In the Northern Territory for the 30th anniversary of the handover of Uluru to its traditional owners, Shorten said the proposed referendum was very important and reiterated that the change must be one of substance.

“We want to make sure the change is not just symbolic. We don’t need more flowery poetry in our Constitution – we just need to be straight.”

The race power refers to Section 51 (26) which gives the Commonwealth the power to make laws for people of any race. There is also an anachronistic reference to race in Section 25.

Shorten is right about removing sections of the Australian Constitution that refer to race. This would be a positive step. The nation’s founding document should be free from references to race for the simple reason that race is irrelevant – we’re all Australian, and we’re all equal.

The IPA supports the removal of the two provisions to which Shorten refers: sections 25 and 51 (xxvi).

To find out more, visit racehasnoplace.org.au.


Nuclear should be part of the energy mix


The Herald Sun is this morning speculating that the federal government’s proposed appointment of Monash University Chancellor Alan Finkel as Australia’s new Chief Scientist may signal a renewed interest in nuclear power.

While the appointment is yet to be confirmed, and there is no evidence that if Dr Finkel is appointed it will be due to his views on nuclear power, it does serve to highlight that there is another potential source of baseload power for the National Electricity Market that isn’t coal, gas or renewables.

Here is a link to an article that Dr Finkel wrote for Monash in 2013 which explains how nuclear is an important part of the European energy mix.

The USA’s Nuclear Energy Institute points out that 30 countries currently operate nuclear power plants and that nuclear is responsible for over 10 per cent of the world’s electricity, and South Australia is currently running a Nuclear Fuel Cycle Royal Commission to examine its potential to participate in nuclear mining, processing, electricity and disposal.

A sensible approach to baseload power in Australia would be for each state to play to its strengths – meaning Queensland and NSW go with black coal, Victoria brown coal, Tasmania hydro-electric power and South Australia nuclear power.


Queensland lockout laws will not be supported by crossbench MPs

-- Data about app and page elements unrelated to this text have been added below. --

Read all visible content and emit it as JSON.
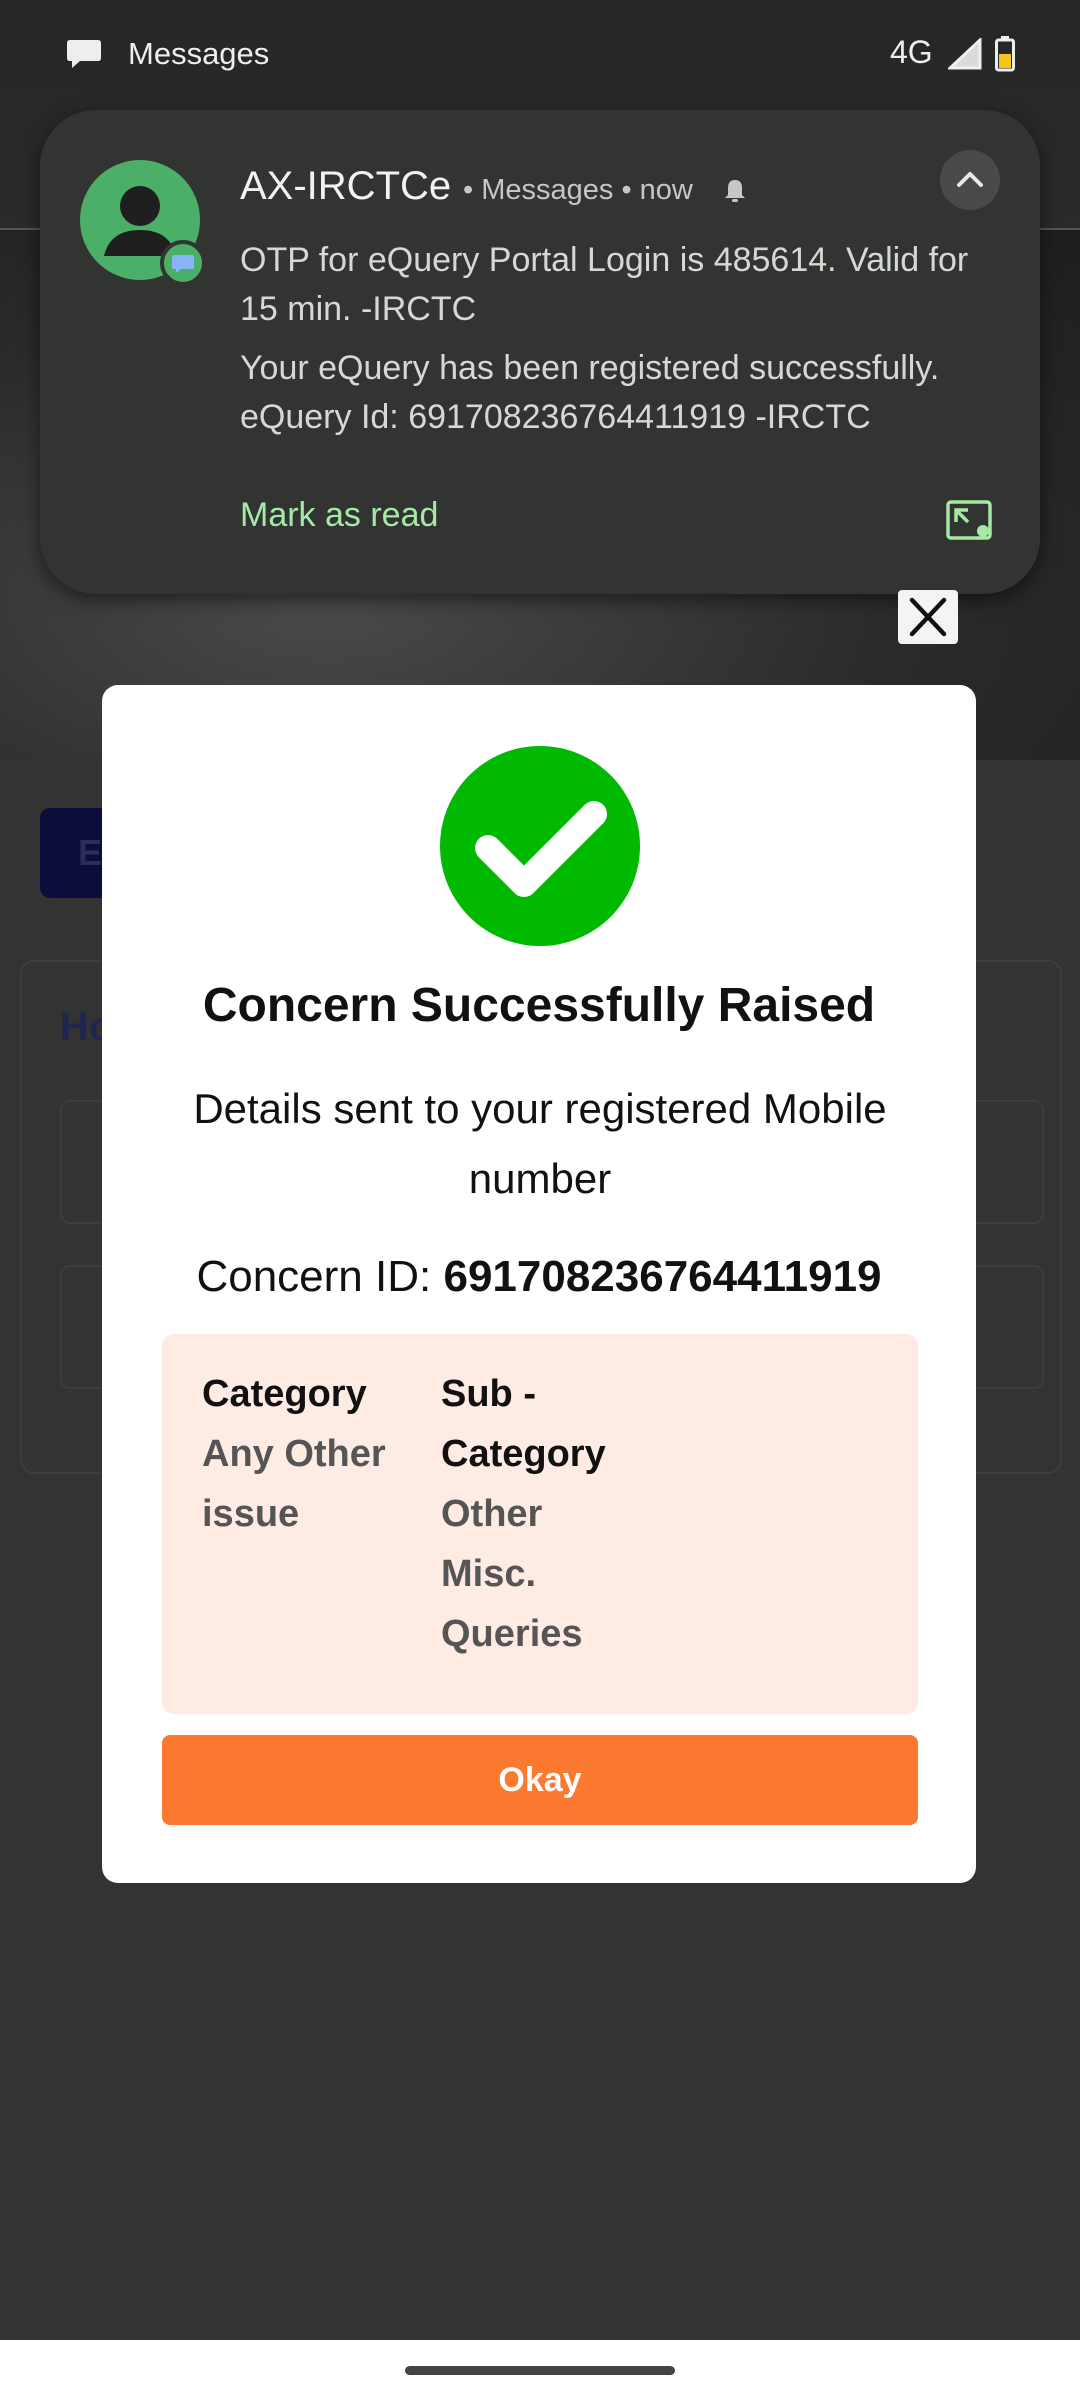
{
  "status_bar": {
    "app_name": "Messages",
    "network": "4G",
    "icons": [
      "messages-icon",
      "signal-icon",
      "battery-icon"
    ]
  },
  "background": {
    "button_initial": "E",
    "card_title_initial": "Ho"
  },
  "notification": {
    "sender": "AX-IRCTCe",
    "meta": "• Messages • now",
    "message_1": "OTP for eQuery Portal Login is 485614. Valid for 15 min. -IRCTC",
    "message_2": "Your eQuery has been registered successfully. eQuery Id: 691708236764411919 -IRCTC",
    "action_label": "Mark as read",
    "icons": [
      "avatar-icon",
      "message-badge-icon",
      "bell-muted-icon",
      "chevron-up-icon",
      "picture-in-picture-icon"
    ]
  },
  "dialog": {
    "title": "Concern Successfully Raised",
    "subtitle": "Details sent to your registered Mobile number",
    "concern_id_label": "Concern ID:",
    "concern_id": "691708236764411919",
    "category_label": "Category",
    "category_value": "Any Other issue",
    "subcategory_label": "Sub - Category",
    "subcategory_value": "Other Misc. Queries",
    "okay_label": "Okay",
    "icons": [
      "checkmark-icon",
      "close-icon"
    ]
  },
  "colors": {
    "success_green": "#00b900",
    "okay_orange": "#fb7a2f",
    "detail_bg": "#fdebe4",
    "notification_bg": "#313431",
    "action_green": "#a6e8a6"
  }
}
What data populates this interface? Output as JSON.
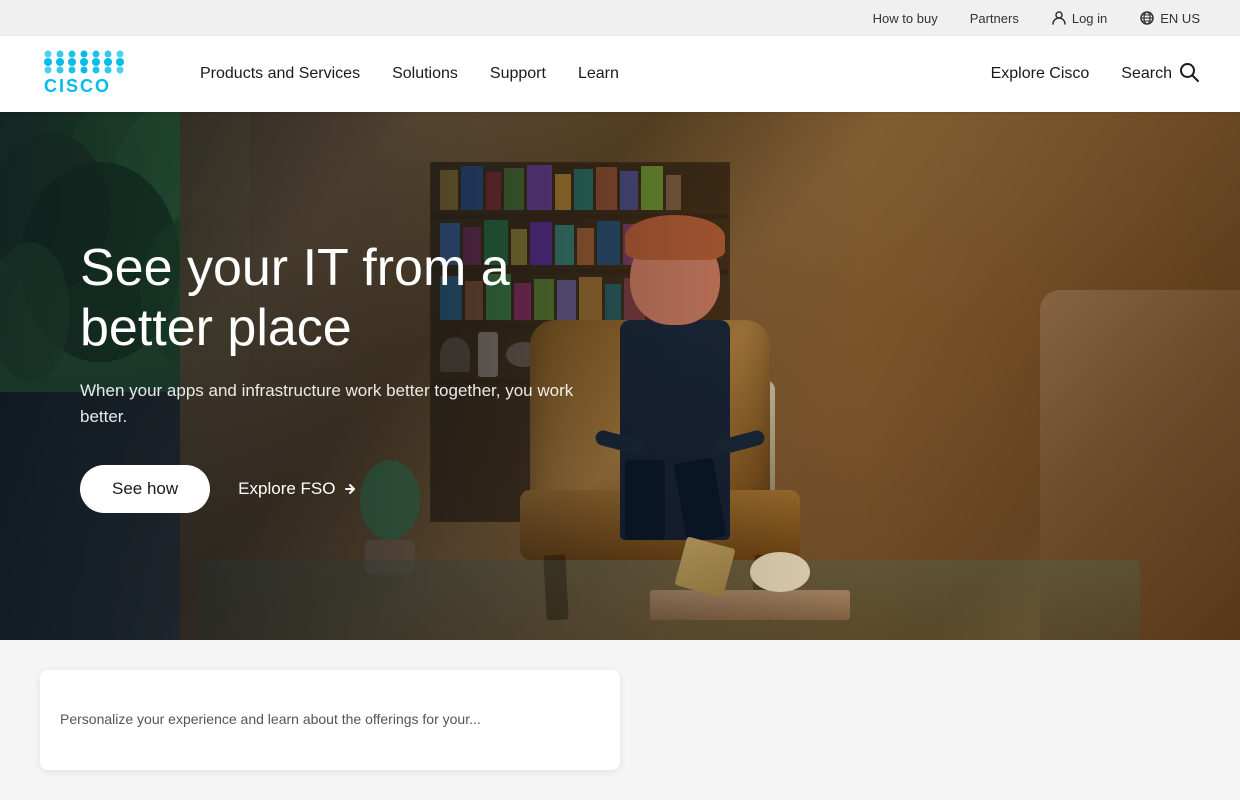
{
  "utility_bar": {
    "how_to_buy": "How to buy",
    "partners": "Partners",
    "log_in": "Log in",
    "language": "EN US"
  },
  "nav": {
    "logo_alt": "Cisco",
    "products_label": "Products and Services",
    "solutions_label": "Solutions",
    "support_label": "Support",
    "learn_label": "Learn",
    "explore_cisco_label": "Explore Cisco",
    "search_label": "Search"
  },
  "hero": {
    "title": "See your IT from a better place",
    "subtitle": "When your apps and infrastructure work better together, you work better.",
    "cta_primary": "See how",
    "cta_secondary": "Explore FSO"
  },
  "below_hero": {
    "card_text": "Personalize your experience and learn about the offerings for your..."
  },
  "colors": {
    "cisco_blue": "#00bceb",
    "nav_bg": "#ffffff",
    "utility_bg": "#f0f0f0",
    "hero_text": "#ffffff"
  }
}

Great news out of Queensland, as crossbench MPs have revealed they will not support state government plans to introduce lockout laws:

Labor is due to introduce its statewide lockout laws — including a ban on shots and high-alcohol drinks after midnight followed by a 1am lockout and a ban on the sale of alcohol in clubs and pubs after 3am — before the end of the year.

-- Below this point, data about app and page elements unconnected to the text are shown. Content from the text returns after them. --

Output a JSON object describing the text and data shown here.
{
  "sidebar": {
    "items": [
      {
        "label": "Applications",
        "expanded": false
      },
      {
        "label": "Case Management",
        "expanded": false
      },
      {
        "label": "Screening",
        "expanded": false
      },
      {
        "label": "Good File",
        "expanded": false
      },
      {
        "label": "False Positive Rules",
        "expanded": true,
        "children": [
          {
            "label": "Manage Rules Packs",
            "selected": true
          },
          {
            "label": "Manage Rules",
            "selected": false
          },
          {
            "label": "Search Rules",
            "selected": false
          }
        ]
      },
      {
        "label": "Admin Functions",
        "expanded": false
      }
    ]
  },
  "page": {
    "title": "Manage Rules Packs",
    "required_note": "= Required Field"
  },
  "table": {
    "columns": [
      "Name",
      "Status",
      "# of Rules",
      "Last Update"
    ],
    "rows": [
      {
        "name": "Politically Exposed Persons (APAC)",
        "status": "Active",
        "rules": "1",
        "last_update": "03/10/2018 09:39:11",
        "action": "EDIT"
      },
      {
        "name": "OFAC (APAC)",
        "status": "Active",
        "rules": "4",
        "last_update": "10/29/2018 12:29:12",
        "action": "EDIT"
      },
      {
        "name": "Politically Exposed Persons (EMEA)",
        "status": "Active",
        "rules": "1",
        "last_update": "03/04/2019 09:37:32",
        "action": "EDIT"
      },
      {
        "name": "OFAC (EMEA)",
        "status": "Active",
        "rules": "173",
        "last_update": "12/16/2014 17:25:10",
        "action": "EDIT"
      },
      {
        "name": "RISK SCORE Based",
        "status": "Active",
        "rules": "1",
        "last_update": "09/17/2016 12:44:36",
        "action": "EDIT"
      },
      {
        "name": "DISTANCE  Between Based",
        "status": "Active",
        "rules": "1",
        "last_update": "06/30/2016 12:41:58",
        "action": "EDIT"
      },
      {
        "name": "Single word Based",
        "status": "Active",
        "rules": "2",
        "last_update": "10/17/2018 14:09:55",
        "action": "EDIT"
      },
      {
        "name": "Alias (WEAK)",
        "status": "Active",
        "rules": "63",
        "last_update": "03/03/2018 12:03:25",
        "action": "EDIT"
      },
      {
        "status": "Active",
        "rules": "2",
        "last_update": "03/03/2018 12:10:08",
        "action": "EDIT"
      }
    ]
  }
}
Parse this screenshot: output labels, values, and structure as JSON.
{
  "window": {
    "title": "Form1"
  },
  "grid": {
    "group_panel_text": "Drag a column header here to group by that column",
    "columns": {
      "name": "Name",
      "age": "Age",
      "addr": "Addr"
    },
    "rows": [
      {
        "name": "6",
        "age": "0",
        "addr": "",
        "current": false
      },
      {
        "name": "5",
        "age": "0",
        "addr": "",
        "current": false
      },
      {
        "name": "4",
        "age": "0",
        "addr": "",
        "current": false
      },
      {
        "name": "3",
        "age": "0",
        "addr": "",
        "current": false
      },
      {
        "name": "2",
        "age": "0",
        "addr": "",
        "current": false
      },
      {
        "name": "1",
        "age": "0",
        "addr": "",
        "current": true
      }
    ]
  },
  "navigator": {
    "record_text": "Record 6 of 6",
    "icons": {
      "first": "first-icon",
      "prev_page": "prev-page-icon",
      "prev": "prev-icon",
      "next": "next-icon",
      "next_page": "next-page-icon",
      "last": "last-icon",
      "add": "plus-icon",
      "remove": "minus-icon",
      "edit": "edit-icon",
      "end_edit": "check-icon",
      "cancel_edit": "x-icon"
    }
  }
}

But the Katter’s Australian Party has revealed it will not support the laws when they come to a vote.

They have secured the backing of fellow crossbencher Billy Gordon who told The Sunday Mail he would not vote for the policy in its current form.

Their decision means the Government will not have the numbers on the floor of the hung Parliament to get its changes across the line.

Lockout proposals are borne from ‘a moral panic that has no empirical foundation whatsoever‘, and punishes the many for the sins of the few. It’s great to see Queensland will not go ahead with this.